The Waer deal is similar to one struck in May 2014 in Homs’ Old City. There, the government took control of the quarter after about 2,000 rebels were granted safe passage to opposition areas north of the city. The area was destroyed and thousands of civilians were killed or forced to flee, and rebels surrendered only after they were starved and outgunned.
In Saudi Arabia, Syrian opposition groups and rebel factions opened a meeting with the aim of forming a unified front ahead of the proposed peace talks with Assad representatives.
A peace plan agreed to last month in Vienna by 20 nations set a Jan. 1 deadline for the start of negotiations between Assad’s government and opposition groups.

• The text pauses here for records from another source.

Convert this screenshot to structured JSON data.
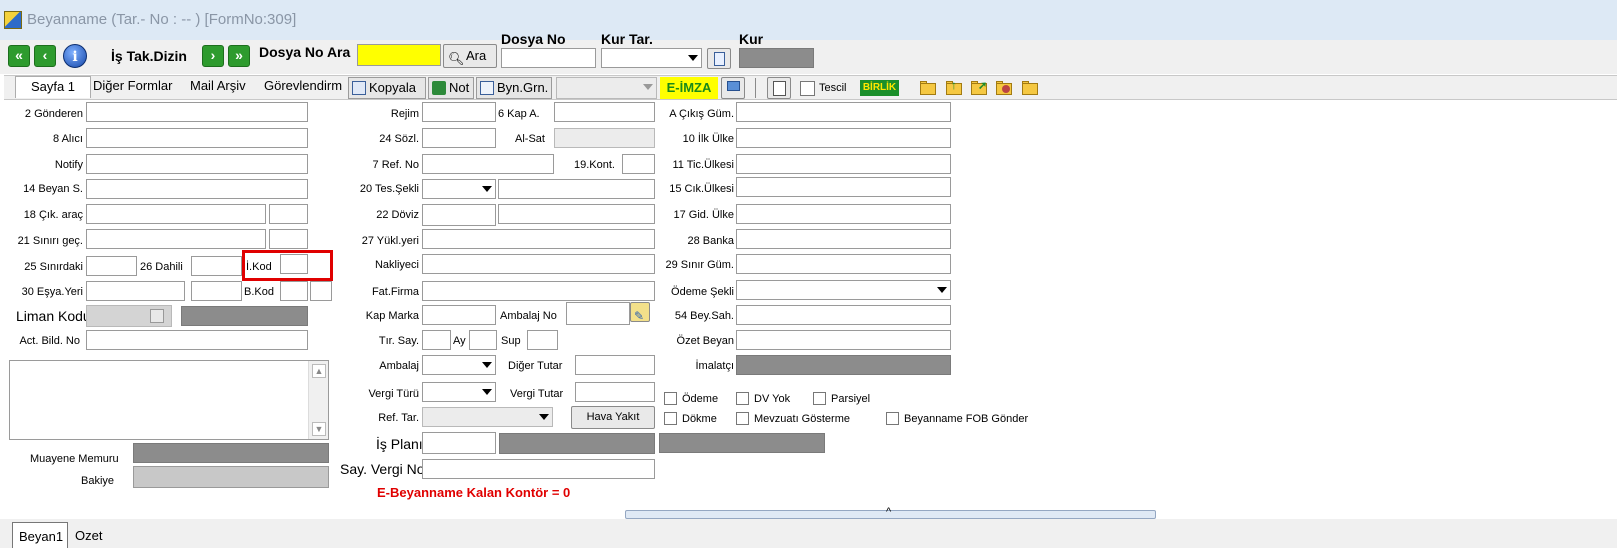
{
  "window": {
    "title": "Beyanname (Tar.- No :  --  )  [FormNo:309]",
    "app_icon_text": "ZIRS"
  },
  "toolbar": {
    "is_tak_dizin": "İş Tak.Dizin",
    "dosya_no_ara_label": "Dosya No Ara",
    "ara_button": "Ara",
    "dosya_no_label": "Dosya No",
    "kur_tar_label": "Kur Tar.",
    "kur_label": "Kur"
  },
  "tabs": [
    {
      "label": "Sayfa 1",
      "active": true
    },
    {
      "label": "Diğer Formlar",
      "active": false
    },
    {
      "label": "Mail Arşiv",
      "active": false
    },
    {
      "label": "Görevlendirm",
      "active": false
    }
  ],
  "tab_buttons": {
    "kopyala": "Kopyala",
    "not": "Not",
    "byn_grn": "Byn.Grn.",
    "eimza": "E-İMZA",
    "tescil": "Tescil",
    "birlik": "BİRLİK"
  },
  "form": {
    "left": {
      "gonderen": "2 Gönderen",
      "alici": "8 Alıcı",
      "notify": "Notify",
      "beyan_s": "14 Beyan S.",
      "cik_arac": "18 Çık. araç",
      "siniri_gec": "21 Sınırı geç.",
      "sinirdaki": "25 Sınırdaki",
      "dahili": "26 Dahili",
      "i_kod": "İ.Kod",
      "esya_yeri": "30 Eşya.Yeri",
      "b_kod": "B.Kod",
      "liman_kodu": "Liman Kodu",
      "act_bild_no": "Act. Bild. No",
      "muayene_memuru": "Muayene Memuru",
      "bakiye": "Bakiye"
    },
    "middle": {
      "rejim": "Rejim",
      "kap_a": "6 Kap A.",
      "sozl": "24 Sözl.",
      "al_sat": "Al-Sat",
      "ref_no": "7 Ref. No",
      "kont": "19.Kont.",
      "tes_sekli": "20 Tes.Şekli",
      "doviz": "22 Döviz",
      "yukl_yeri": "27 Yükl.yeri",
      "nakliyeci": "Nakliyeci",
      "fat_firma": "Fat.Firma",
      "kap_marka": "Kap Marka",
      "ambalaj_no": "Ambalaj No",
      "tir_say": "Tır. Say.",
      "ay": "Ay",
      "sup": "Sup",
      "ambalaj": "Ambalaj",
      "diger_tutar": "Diğer Tutar",
      "vergi_turu": "Vergi Türü",
      "vergi_tutar": "Vergi Tutar",
      "ref_tar": "Ref. Tar.",
      "hava_yakit": "Hava Yakıt",
      "is_plani": "İş Planı",
      "say_vergi_no": "Say. Vergi No",
      "kontor": "E-Beyanname Kalan Kontör = 0"
    },
    "right": {
      "cikis_gum": "A Çıkış Güm.",
      "ilk_ulke": "10 İlk Ülke",
      "tic_ulkesi": "11 Tic.Ülkesi",
      "cik_ulkesi": "15 Cık.Ülkesi",
      "gid_ulke": "17 Gid. Ülke",
      "banka": "28 Banka",
      "sinir_gum": "29 Sınır Güm.",
      "odeme_sekli": "Ödeme Şekli",
      "bey_sah": "54 Bey.Sah.",
      "ozet_beyan": "Özet Beyan",
      "imalatci": "İmalatçı"
    },
    "checkboxes": {
      "odeme": "Ödeme",
      "dv_yok": "DV Yok",
      "parsiyel": "Parsiyel",
      "dokme": "Dökme",
      "mevzuati": "Mevzuatı Gösterme",
      "fob": "Beyanname FOB Gönder"
    }
  },
  "bottom": {
    "tab1": "Beyan1",
    "tab2": "Ozet"
  }
}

The stakes are high for the two-day Riyadh meeting, during which the disparate and often competing opposition factions will be held to a tight deadline to agree on the outlines of a political solution to the conflict, as well as on who should represent them in the proposed talks with Assad’s government.

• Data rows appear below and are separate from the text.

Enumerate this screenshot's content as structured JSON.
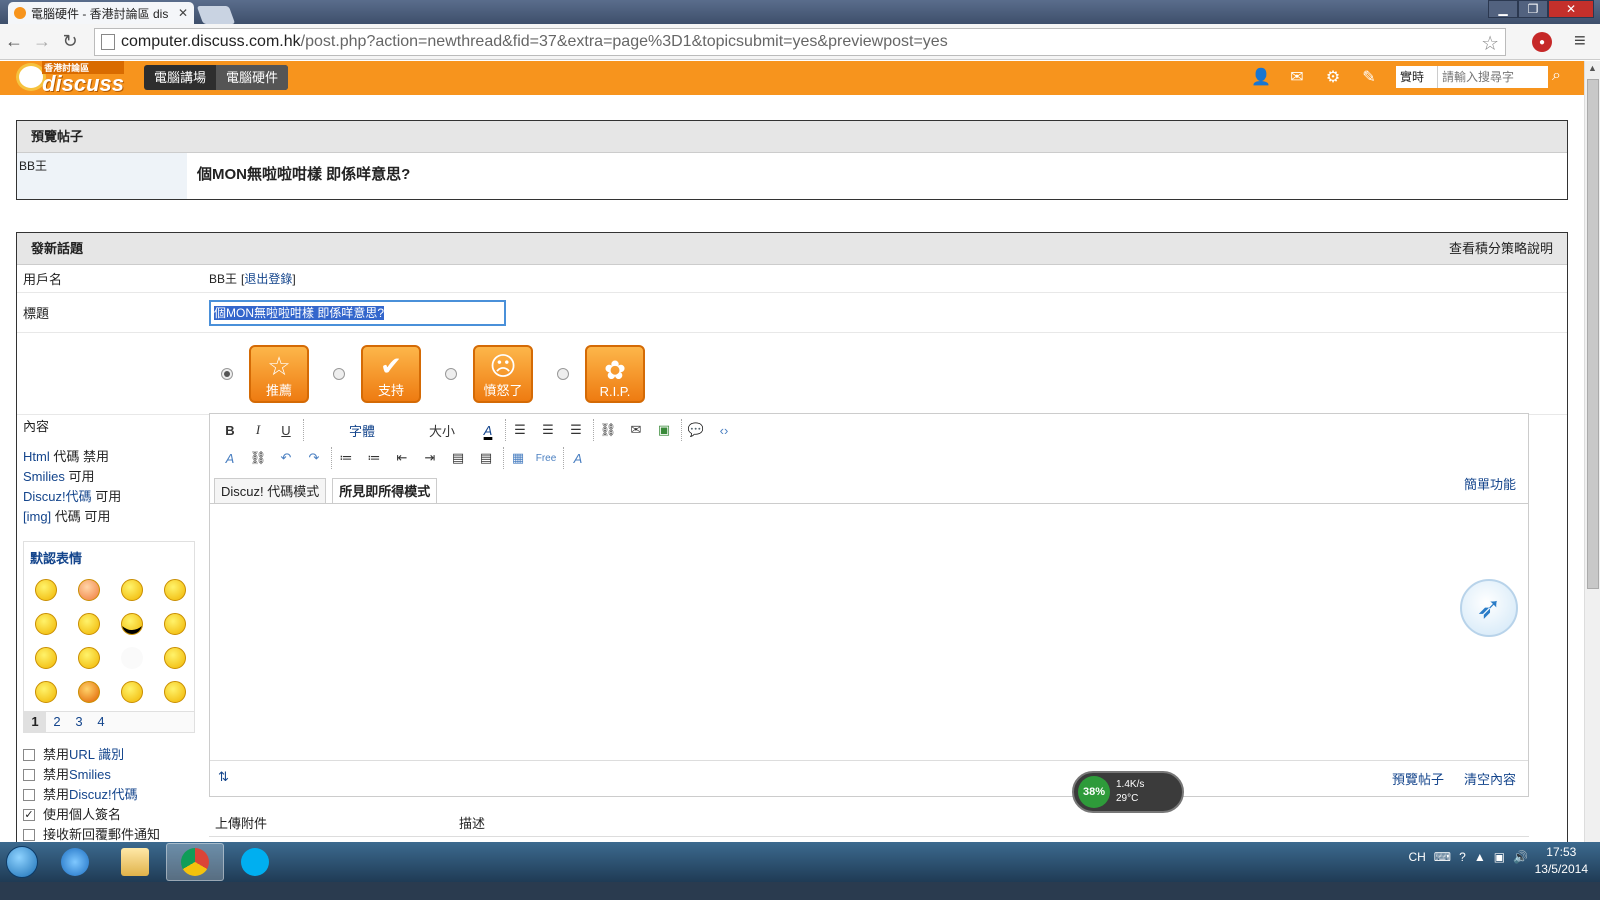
{
  "browser": {
    "tab_title": "電腦硬件 - 香港討論區 dis",
    "url_host": "computer.discuss.com.hk",
    "url_path": "/post.php?action=newthread&fid=37&extra=page%3D1&topicsubmit=yes&previewpost=yes"
  },
  "site": {
    "logo_small": "香港討論區",
    "logo_big": "discuss",
    "nav": [
      "電腦講場",
      "電腦硬件"
    ],
    "search_scope": "實時",
    "search_placeholder": "請輸入搜尋字"
  },
  "preview": {
    "heading": "預覽帖子",
    "author": "BB王",
    "subject": "個MON無啦啦咁樣 即係咩意思?"
  },
  "newthread": {
    "heading": "發新話題",
    "rules_link": "查看積分策略說明",
    "username_label": "用戶名",
    "username": "BB王",
    "logout_link": "退出登錄",
    "subject_label": "標題",
    "subject_value": "個MON無啦啦咁樣 即係咩意思?",
    "icons": [
      {
        "label": "推薦",
        "selected": true
      },
      {
        "label": "支持",
        "selected": false
      },
      {
        "label": "憤怒了",
        "selected": false
      },
      {
        "label": "R.I.P.",
        "selected": false
      }
    ],
    "content_label": "內容",
    "code_status": [
      {
        "name": "Html",
        "suffix": " 代碼 禁用"
      },
      {
        "name": "Smilies",
        "suffix": " 可用"
      },
      {
        "name": "Discuz!代碼",
        "suffix": " 可用"
      },
      {
        "name": "[img]",
        "suffix": " 代碼 可用"
      }
    ],
    "smilies_title": "默認表情",
    "smilies_pages": [
      "1",
      "2",
      "3",
      "4"
    ],
    "options": [
      {
        "prefix": "禁用 ",
        "link": "URL 識別",
        "checked": false
      },
      {
        "prefix": "禁用 ",
        "link": "Smilies",
        "checked": false
      },
      {
        "prefix": "禁用 ",
        "link": "Discuz!代碼",
        "checked": false
      },
      {
        "prefix": "使用個人簽名",
        "link": "",
        "checked": true
      },
      {
        "prefix": "接收新回覆郵件通知",
        "link": "",
        "checked": false
      }
    ]
  },
  "editor": {
    "font_label": "字體",
    "size_label": "大小",
    "mode_discuz": "Discuz! 代碼模式",
    "mode_wysiwyg": "所見即所得模式",
    "simple_link": "簡單功能",
    "preview_btn": "預覽帖子",
    "clear_btn": "清空內容",
    "attach_label": "上傳附件",
    "desc_label": "描述"
  },
  "speed_widget": {
    "percent": "38%",
    "rate": "1.4K/s",
    "temp": "29°C"
  },
  "taskbar": {
    "lang": "CH",
    "time": "17:53",
    "date": "13/5/2014"
  }
}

Signs of divisions among the participants quickly emerged, when Ahrar al-Sham, one of the most powerful rebel factions in Syria, released a statement that suggested a compromise vision for the country’s future remains far from reach.
The ultraconservative group objected to the presence of some of the other participants, claiming they are “closer to the (Syrian) regime than they are to the revolution,” and the lack of proportional representation of some of the other Islamist groups fighting in Syria. It did not elaborate.
The group also vowed to “preserve the Islamic identity of our people, as well as the principles of our orthodox religion” and said it will oppose any outcomes of the conference that contradict those principles.
The AP received a copy of the names of the delegates in attendance from a Saudi official close to the talks. The official, who spoke on condition of anonymity because he was not authorized to release the information, said some of the delegates met with Western and Russian diplomats in Riyadh before the talks.
The U.S. and its allies are calling on the opposition to work toward a consensus ahead of the negotiations intended to lead to a transitional period in Syria and Assad’s eventual removal.
Khaled Khoja, head of Syria’s main Western-backed opposition group, the Syrian National Coalition, said a political solution would have to remove Assad as a priority, but also liberate Syria from the “Russian and Iranian occupation.”
He said the Riyadh meeting will determine who really belongs to the opposition.
U.S. State Department spokesman John Kirby said Washington was “watching the outcomes, obviously, very, very closely.”
With about 20 delegates, the Syrian National Coalition is the largest bloc at the talks. Also attending are representatives of the Syria-based National Coordination Body.
Rebel factions include the Western-backed Free Syrian Army, the Saudi-backed Jaysh al-Islam and Ahrar al-Sham—groups that had long rejected any negotiations with Assad’s government so long as he is in power.
Absent are Kurdish opposition factions, such as the People’s Protection Units, known by its Kurdish acronym as the YPG. It’s the main Kurdish fighting force battling the Islamic State group in Syria. However, there are ethnic Kurds at the talks from among the broader opposition groups invited.
The IS group is not represented.
The YPG is participating in another conference in Syria’s northern province of Hassakeh that is unrelated to the Riyadh gathering and led by the U.S.-backed Syrian Democratic Forces, of which the YPG is a member.
In the past year, ties between Saudi Arabia and Turkey have strengthened around their mutual support for Sunni groups fighting Assad’s Iranian-backed government. The decision to exclude Kurdish groups is widely seen as a gesture to appease Turkey, which is wary of Kurdish ambitions for an independent state in the region.
In New York, Britain’s U.N. Ambassador Matthew Rycroft said he expects progress on defining who’s part of the Syrian opposition and who’s “a terrorist” ahead of a ministerial meeting in New York next week of parties trying to end the civil war.
Rycroft told reporters that there also will be a ministerial meeting of the U.N. Security Council on Dec. 18 to adopt a resolution supporting the Vienna process.